## [Given records]
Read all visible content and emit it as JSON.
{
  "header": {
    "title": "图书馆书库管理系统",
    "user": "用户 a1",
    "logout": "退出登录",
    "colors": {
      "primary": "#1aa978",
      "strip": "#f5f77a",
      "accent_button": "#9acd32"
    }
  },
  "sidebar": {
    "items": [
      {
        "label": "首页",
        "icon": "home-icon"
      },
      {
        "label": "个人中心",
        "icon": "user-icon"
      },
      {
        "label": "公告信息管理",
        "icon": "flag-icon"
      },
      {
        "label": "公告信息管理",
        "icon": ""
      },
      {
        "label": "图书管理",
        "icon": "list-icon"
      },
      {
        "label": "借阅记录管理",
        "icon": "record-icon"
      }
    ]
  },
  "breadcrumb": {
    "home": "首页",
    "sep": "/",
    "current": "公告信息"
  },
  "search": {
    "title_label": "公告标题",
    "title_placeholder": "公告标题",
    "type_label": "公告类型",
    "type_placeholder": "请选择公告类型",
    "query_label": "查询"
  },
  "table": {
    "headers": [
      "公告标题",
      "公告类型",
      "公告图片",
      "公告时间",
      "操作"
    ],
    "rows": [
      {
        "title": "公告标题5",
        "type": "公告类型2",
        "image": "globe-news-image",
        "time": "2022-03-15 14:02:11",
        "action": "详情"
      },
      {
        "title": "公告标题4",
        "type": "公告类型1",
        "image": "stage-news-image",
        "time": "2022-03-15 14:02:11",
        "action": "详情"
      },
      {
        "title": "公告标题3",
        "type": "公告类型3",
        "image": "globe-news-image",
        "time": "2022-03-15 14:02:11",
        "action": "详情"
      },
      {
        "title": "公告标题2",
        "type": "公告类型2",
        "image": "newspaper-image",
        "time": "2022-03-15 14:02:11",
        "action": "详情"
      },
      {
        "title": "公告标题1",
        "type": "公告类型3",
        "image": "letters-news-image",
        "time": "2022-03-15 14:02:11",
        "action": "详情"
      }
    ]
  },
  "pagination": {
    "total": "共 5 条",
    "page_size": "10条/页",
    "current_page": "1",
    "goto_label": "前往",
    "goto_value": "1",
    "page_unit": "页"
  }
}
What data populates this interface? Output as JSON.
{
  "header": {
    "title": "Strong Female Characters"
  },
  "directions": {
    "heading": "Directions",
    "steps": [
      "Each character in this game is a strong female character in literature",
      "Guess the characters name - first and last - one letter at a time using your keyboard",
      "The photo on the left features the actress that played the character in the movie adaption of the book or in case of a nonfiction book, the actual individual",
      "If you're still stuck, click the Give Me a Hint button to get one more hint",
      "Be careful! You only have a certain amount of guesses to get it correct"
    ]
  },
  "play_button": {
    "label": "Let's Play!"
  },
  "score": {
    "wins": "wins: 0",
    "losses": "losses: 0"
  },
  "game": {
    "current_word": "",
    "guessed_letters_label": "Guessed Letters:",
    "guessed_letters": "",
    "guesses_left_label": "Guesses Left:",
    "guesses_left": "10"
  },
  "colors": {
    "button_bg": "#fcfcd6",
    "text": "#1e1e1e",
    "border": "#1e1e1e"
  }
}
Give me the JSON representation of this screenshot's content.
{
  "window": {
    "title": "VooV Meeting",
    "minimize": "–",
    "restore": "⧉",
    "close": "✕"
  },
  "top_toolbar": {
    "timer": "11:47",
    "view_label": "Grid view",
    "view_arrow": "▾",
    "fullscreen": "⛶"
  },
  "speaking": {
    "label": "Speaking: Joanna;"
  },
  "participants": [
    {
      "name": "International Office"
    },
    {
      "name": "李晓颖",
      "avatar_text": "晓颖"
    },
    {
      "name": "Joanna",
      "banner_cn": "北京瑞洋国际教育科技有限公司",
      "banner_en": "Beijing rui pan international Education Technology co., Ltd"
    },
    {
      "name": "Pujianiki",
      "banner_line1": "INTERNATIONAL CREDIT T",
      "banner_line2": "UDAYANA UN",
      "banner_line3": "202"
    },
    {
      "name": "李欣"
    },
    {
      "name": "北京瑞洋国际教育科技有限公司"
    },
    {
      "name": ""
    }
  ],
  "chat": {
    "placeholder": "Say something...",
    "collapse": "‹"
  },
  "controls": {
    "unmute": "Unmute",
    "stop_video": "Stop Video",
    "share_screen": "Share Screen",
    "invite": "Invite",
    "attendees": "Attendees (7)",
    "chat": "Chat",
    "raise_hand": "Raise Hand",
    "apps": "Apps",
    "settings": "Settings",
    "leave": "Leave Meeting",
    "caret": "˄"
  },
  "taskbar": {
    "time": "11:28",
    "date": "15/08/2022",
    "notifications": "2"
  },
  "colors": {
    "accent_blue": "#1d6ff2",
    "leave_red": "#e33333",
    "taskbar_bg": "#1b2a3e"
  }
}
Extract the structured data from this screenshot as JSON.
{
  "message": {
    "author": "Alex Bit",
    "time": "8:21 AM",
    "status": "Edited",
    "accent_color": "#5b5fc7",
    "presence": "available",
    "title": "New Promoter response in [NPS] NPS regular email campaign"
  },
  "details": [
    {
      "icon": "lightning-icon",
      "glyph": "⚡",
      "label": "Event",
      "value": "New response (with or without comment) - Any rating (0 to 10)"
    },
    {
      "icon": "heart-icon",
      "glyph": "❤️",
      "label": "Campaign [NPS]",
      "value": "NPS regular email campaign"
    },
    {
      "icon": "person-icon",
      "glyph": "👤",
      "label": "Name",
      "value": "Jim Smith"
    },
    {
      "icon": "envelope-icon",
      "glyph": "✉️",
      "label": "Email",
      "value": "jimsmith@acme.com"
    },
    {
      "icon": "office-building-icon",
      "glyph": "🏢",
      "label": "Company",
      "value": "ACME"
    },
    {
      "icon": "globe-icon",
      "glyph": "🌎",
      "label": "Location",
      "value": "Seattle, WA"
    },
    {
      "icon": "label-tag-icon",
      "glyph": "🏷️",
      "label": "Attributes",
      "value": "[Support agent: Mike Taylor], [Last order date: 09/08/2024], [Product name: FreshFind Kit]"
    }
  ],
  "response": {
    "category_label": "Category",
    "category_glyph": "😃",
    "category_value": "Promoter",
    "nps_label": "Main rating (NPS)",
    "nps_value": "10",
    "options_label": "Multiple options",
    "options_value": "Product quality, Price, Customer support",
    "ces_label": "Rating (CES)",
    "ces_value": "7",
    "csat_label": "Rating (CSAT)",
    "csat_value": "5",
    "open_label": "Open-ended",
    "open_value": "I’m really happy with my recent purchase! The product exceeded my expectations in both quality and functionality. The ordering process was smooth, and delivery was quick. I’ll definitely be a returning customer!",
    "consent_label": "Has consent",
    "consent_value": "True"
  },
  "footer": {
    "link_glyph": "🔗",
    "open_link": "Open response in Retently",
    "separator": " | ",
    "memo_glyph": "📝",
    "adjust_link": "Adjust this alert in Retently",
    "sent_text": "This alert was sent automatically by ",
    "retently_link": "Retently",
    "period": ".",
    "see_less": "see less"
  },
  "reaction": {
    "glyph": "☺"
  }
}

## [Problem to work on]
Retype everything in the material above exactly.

## [Answer to this exercise]
Read all visible content and emit it as JSON.
{
  "header": {
    "title": "图书馆书库管理系统",
    "user": "用户 a1",
    "logout": "退出登录",
    "colors": {
      "primary": "#1aa978",
      "strip": "#f5f77a",
      "accent_button": "#9acd32"
    }
  },
  "sidebar": {
    "items": [
      {
        "label": "首页",
        "icon": "home-icon"
      },
      {
        "label": "个人中心",
        "icon": "user-icon"
      },
      {
        "label": "公告信息管理",
        "icon": "flag-icon"
      },
      {
        "label": "公告信息管理",
        "icon": ""
      },
      {
        "label": "图书管理",
        "icon": "list-icon"
      },
      {
        "label": "借阅记录管理",
        "icon": "record-icon"
      }
    ]
  },
  "breadcrumb": {
    "home": "首页",
    "sep": "/",
    "current": "公告信息"
  },
  "search": {
    "title_label": "公告标题",
    "title_placeholder": "公告标题",
    "type_label": "公告类型",
    "type_placeholder": "请选择公告类型",
    "query_label": "查询"
  },
  "table": {
    "headers": [
      "公告标题",
      "公告类型",
      "公告图片",
      "公告时间",
      "操作"
    ],
    "rows": [
      {
        "title": "公告标题5",
        "type": "公告类型2",
        "image": "globe-news-image",
        "time": "2022-03-15 14:02:11",
        "action": "详情"
      },
      {
        "title": "公告标题4",
        "type": "公告类型1",
        "image": "stage-news-image",
        "time": "2022-03-15 14:02:11",
        "action": "详情"
      },
      {
        "title": "公告标题3",
        "type": "公告类型3",
        "image": "globe-news-image",
        "time": "2022-03-15 14:02:11",
        "action": "详情"
      },
      {
        "title": "公告标题2",
        "type": "公告类型2",
        "image": "newspaper-image",
        "time": "2022-03-15 14:02:11",
        "action": "详情"
      },
      {
        "title": "公告标题1",
        "type": "公告类型3",
        "image": "letters-news-image",
        "time": "2022-03-15 14:02:11",
        "action": "详情"
      }
    ]
  },
  "pagination": {
    "total": "共 5 条",
    "page_size": "10条/页",
    "current_page": "1",
    "goto_label": "前往",
    "goto_value": "1",
    "page_unit": "页"
  }
}
What data populates this interface? Output as JSON.
{
  "header": {
    "title": "Strong Female Characters"
  },
  "directions": {
    "heading": "Directions",
    "steps": [
      "Each character in this game is a strong female character in literature",
      "Guess the characters name - first and last - one letter at a time using your keyboard",
      "The photo on the left features the actress that played the character in the movie adaption of the book or in case of a nonfiction book, the actual individual",
      "If you're still stuck, click the Give Me a Hint button to get one more hint",
      "Be careful! You only have a certain amount of guesses to get it correct"
    ]
  },
  "play_button": {
    "label": "Let's Play!"
  },
  "score": {
    "wins": "wins: 0",
    "losses": "losses: 0"
  },
  "game": {
    "current_word": "",
    "guessed_letters_label": "Guessed Letters:",
    "guessed_letters": "",
    "guesses_left_label": "Guesses Left:",
    "guesses_left": "10"
  },
  "colors": {
    "button_bg": "#fcfcd6",
    "text": "#1e1e1e",
    "border": "#1e1e1e"
  }
}
Give me the JSON representation of this screenshot's content.
{
  "window": {
    "title": "VooV Meeting",
    "minimize": "–",
    "restore": "⧉",
    "close": "✕"
  },
  "top_toolbar": {
    "timer": "11:47",
    "view_label": "Grid view",
    "view_arrow": "▾",
    "fullscreen": "⛶"
  },
  "speaking": {
    "label": "Speaking: Joanna;"
  },
  "participants": [
    {
      "name": "International Office"
    },
    {
      "name": "李晓颖",
      "avatar_text": "晓颖"
    },
    {
      "name": "Joanna",
      "banner_cn": "北京瑞洋国际教育科技有限公司",
      "banner_en": "Beijing rui pan international Education Technology co., Ltd"
    },
    {
      "name": "Pujianiki",
      "banner_line1": "INTERNATIONAL CREDIT T",
      "banner_line2": "UDAYANA UN",
      "banner_line3": "202"
    },
    {
      "name": "李欣"
    },
    {
      "name": "北京瑞洋国际教育科技有限公司"
    },
    {
      "name": ""
    }
  ],
  "chat": {
    "placeholder": "Say something...",
    "collapse": "‹"
  },
  "controls": {
    "unmute": "Unmute",
    "stop_video": "Stop Video",
    "share_screen": "Share Screen",
    "invite": "Invite",
    "attendees": "Attendees (7)",
    "chat": "Chat",
    "raise_hand": "Raise Hand",
    "apps": "Apps",
    "settings": "Settings",
    "leave": "Leave Meeting",
    "caret": "˄"
  },
  "taskbar": {
    "time": "11:28",
    "date": "15/08/2022",
    "notifications": "2"
  },
  "colors": {
    "accent_blue": "#1d6ff2",
    "leave_red": "#e33333",
    "taskbar_bg": "#1b2a3e"
  }
}
Extract the structured data from this screenshot as JSON.
{
  "message": {
    "author": "Alex Bit",
    "time": "8:21 AM",
    "status": "Edited",
    "accent_color": "#5b5fc7",
    "presence": "available",
    "title": "New Promoter response in [NPS] NPS regular email campaign"
  },
  "details": [
    {
      "icon": "lightning-icon",
      "glyph": "⚡",
      "label": "Event",
      "value": "New response (with or without comment) - Any rating (0 to 10)"
    },
    {
      "icon": "heart-icon",
      "glyph": "❤️",
      "label": "Campaign [NPS]",
      "value": "NPS regular email campaign"
    },
    {
      "icon": "person-icon",
      "glyph": "👤",
      "label": "Name",
      "value": "Jim Smith"
    },
    {
      "icon": "envelope-icon",
      "glyph": "✉️",
      "label": "Email",
      "value": "jimsmith@acme.com"
    },
    {
      "icon": "office-building-icon",
      "glyph": "🏢",
      "label": "Company",
      "value": "ACME"
    },
    {
      "icon": "globe-icon",
      "glyph": "🌎",
      "label": "Location",
      "value": "Seattle, WA"
    },
    {
      "icon": "label-tag-icon",
      "glyph": "🏷️",
      "label": "Attributes",
      "value": "[Support agent: Mike Taylor], [Last order date: 09/08/2024], [Product name: FreshFind Kit]"
    }
  ],
  "response": {
    "category_label": "Category",
    "category_glyph": "😃",
    "category_value": "Promoter",
    "nps_label": "Main rating (NPS)",
    "nps_value": "10",
    "options_label": "Multiple options",
    "options_value": "Product quality, Price, Customer support",
    "ces_label": "Rating (CES)",
    "ces_value": "7",
    "csat_label": "Rating (CSAT)",
    "csat_value": "5",
    "open_label": "Open-ended",
    "open_value": "I’m really happy with my recent purchase! The product exceeded my expectations in both quality and functionality. The ordering process was smooth, and delivery was quick. I’ll definitely be a returning customer!",
    "consent_label": "Has consent",
    "consent_value": "True"
  },
  "footer": {
    "link_glyph": "🔗",
    "open_link": "Open response in Retently",
    "separator": " | ",
    "memo_glyph": "📝",
    "adjust_link": "Adjust this alert in Retently",
    "sent_text": "This alert was sent automatically by ",
    "retently_link": "Retently",
    "period": ".",
    "see_less": "see less"
  },
  "reaction": {
    "glyph": "☺"
  }
}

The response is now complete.